“Humans slaughter 3 billion animals worldwide for meat. The Food and Agriculture Organization of the United Nations expects global meat consumption to rise by about 73% by 2050 to accommodate the 9.1 billion people who will be attempting to live on planet Earth at that point. However, the chances that humans will even be a thing in 2050 are looking pretty grim, and a big reason for that is our large-scale factory farming industry.

“Agricultural pollution is the largest source of water pollution in the world. Animals who are raised for food, in a confined space, consume more feed, and therefore, create more waste. According to the U.S. Dept. of Agriculture, confined livestock generate 450 million tons of manure each year — that’s three times the amount of waste that American humans generate.

“Because everything is covered in raw shit at a factory farm, more water is required to wash it away. One hundred and fifty gallons of water, in fact. Per cow. Per freaking day. That’s a serious amount of clean water, especially when you consider that one cow is being slaughtered every 30 seconds at many of these operations. And it usually takes them 6 months to reach a typical ‘market weight’ of 1,200 pounds.
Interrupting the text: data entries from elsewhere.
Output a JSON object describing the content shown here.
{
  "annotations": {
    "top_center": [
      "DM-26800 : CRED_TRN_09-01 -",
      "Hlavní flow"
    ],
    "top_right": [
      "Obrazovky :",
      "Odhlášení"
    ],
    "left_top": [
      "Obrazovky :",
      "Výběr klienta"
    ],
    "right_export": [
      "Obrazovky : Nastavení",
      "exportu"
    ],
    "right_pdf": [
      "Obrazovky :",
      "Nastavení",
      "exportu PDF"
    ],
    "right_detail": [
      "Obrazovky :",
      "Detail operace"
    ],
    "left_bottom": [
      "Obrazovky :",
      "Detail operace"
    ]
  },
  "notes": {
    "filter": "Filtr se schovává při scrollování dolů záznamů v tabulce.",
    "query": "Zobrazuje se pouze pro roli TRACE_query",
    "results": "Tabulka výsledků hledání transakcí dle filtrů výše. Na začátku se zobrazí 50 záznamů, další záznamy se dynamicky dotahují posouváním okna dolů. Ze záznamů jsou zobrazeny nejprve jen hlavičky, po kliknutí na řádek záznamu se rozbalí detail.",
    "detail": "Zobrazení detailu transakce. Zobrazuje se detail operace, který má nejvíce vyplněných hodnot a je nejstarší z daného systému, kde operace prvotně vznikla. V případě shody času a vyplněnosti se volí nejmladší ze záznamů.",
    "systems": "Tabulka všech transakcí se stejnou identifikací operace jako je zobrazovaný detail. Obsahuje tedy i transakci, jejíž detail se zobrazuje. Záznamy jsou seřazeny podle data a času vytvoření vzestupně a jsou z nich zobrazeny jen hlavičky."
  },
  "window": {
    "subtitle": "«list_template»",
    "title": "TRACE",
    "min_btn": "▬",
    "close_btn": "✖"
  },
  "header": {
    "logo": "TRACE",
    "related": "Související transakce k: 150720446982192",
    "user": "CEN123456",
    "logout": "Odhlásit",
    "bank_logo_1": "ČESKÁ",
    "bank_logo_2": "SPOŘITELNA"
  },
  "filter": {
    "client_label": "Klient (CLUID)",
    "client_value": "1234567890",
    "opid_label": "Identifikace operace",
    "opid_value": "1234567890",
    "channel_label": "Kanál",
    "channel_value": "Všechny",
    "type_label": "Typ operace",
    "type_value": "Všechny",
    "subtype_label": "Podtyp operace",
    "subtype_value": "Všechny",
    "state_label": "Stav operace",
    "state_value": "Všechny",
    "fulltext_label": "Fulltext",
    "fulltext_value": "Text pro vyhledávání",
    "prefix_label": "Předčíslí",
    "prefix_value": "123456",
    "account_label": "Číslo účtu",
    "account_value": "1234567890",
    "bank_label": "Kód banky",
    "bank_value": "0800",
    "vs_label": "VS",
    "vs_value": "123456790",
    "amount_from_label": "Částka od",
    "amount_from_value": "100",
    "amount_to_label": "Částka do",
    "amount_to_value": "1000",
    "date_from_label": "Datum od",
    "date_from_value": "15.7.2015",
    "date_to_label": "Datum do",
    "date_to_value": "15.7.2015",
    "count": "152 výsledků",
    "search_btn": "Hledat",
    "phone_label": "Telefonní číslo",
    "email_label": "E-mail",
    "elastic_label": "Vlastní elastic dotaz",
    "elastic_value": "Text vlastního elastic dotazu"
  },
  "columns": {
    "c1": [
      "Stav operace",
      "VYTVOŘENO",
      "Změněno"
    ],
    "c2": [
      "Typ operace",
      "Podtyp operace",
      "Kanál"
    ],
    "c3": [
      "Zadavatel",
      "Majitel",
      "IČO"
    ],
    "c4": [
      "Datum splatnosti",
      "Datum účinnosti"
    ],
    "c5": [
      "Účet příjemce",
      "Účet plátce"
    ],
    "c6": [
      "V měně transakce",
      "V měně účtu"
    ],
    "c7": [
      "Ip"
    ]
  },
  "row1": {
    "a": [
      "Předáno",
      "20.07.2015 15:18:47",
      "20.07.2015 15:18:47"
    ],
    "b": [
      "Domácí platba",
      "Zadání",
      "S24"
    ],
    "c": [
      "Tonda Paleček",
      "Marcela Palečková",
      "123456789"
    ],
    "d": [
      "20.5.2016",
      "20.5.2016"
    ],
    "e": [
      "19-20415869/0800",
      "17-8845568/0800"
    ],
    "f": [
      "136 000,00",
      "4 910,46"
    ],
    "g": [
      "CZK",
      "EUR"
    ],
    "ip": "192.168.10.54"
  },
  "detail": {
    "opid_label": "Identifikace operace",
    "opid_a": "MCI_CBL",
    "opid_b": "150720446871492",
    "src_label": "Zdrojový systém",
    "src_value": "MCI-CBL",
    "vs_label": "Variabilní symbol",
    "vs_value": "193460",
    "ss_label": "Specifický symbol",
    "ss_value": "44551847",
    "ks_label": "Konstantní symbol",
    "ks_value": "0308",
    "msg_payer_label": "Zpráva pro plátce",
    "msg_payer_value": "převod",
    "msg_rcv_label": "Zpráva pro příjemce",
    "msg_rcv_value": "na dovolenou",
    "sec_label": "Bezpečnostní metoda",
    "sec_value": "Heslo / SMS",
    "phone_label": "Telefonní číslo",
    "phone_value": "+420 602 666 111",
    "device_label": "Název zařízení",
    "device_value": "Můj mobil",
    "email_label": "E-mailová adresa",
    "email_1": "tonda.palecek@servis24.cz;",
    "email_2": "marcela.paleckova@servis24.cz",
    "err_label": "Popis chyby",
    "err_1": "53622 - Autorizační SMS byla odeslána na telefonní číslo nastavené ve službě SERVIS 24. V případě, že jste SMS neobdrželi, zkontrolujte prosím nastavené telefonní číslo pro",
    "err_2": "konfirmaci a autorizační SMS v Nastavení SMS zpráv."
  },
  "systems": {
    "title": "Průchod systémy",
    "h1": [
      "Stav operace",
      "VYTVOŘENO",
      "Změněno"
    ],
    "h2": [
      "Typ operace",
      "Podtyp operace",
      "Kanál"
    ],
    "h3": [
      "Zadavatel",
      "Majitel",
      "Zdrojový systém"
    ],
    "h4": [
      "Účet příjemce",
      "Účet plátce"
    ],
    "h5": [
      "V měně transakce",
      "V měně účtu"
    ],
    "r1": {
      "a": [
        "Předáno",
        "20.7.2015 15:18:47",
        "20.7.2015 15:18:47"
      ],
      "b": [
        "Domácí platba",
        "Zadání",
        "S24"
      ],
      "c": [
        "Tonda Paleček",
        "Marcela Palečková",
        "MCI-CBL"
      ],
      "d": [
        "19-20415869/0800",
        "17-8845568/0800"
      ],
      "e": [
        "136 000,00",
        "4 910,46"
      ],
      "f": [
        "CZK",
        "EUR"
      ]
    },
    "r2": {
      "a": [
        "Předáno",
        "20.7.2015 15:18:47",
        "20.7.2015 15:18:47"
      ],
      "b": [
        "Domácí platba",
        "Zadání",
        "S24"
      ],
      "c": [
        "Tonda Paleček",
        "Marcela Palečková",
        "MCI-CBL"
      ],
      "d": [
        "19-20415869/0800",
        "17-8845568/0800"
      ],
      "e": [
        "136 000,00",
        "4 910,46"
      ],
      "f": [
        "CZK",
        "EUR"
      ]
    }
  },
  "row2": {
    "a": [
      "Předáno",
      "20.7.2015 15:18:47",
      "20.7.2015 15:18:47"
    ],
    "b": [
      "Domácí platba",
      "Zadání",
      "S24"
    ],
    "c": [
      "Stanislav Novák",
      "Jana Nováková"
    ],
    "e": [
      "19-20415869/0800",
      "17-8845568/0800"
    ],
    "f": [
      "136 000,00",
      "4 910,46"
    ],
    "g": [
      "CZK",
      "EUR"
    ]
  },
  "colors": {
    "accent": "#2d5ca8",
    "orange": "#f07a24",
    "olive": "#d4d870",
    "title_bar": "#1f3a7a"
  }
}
So that’s about 13,500 gallons of water per the life of an average doomed cow — and that’s just to clean the place.” –Emma Thieme

Source: We can no longer ignore the damage factory meat production is causing to our drinking water – Matador Network

5 Reasons We Can’t Afford to Ignore the Issue of Animal Rights Any Longer

GR.–People cite protein deficiency as their reason for not becoming vegetarian.  However, it’s not an issue; there are plant sources for the full suite of proteins.  Here are pictures of a few vegetarians that serve as living proof.

Veg 1veg 2

veg 3Robin Raven.–“The fate of Harambe, the 17-year-old gorilla who was shot dead in a Cincinnati zoo on May 28, has inspired much debate. Some adamantly defend the zoo workers’ actions, while others point to the hypocrisy of outrage when many sentient animals are killed each day without drawing any attention whatsoever. Seeing Harambe’s face as an innocent animal who was so quickly sacrificed has undeniably struck a chord with many. So, despite some claims that animal rights is the least important issue, the attention that the gorilla’s life received indicates that people are ready to hear the truth: Non-human animals are sentient beings with lives that do, in fact, matter.

“All this is another indication of how interest in the issue of animal rights has grown significantly in the past half-century. According to a 2015 Gallup poll, nearly a third of Americans now believe that non-human animals should be given the same rights as people. That’s a considerable increase since 2008, when only a fourth of Americans shared this view.

“Imagine desperately needing to move, yet you were confined to a cage where you had to live in your own urine and feces, never experiencing simple pleasures beyond fear and pain. Many farm animals experience that and worse tortures. Being sentient beings, they are aware of their needs and wants; they fight for their lives to the end.”  Continue reading:  5 Reasons We Can’t Afford to Ignore the Issue of Animal Rights Any Longer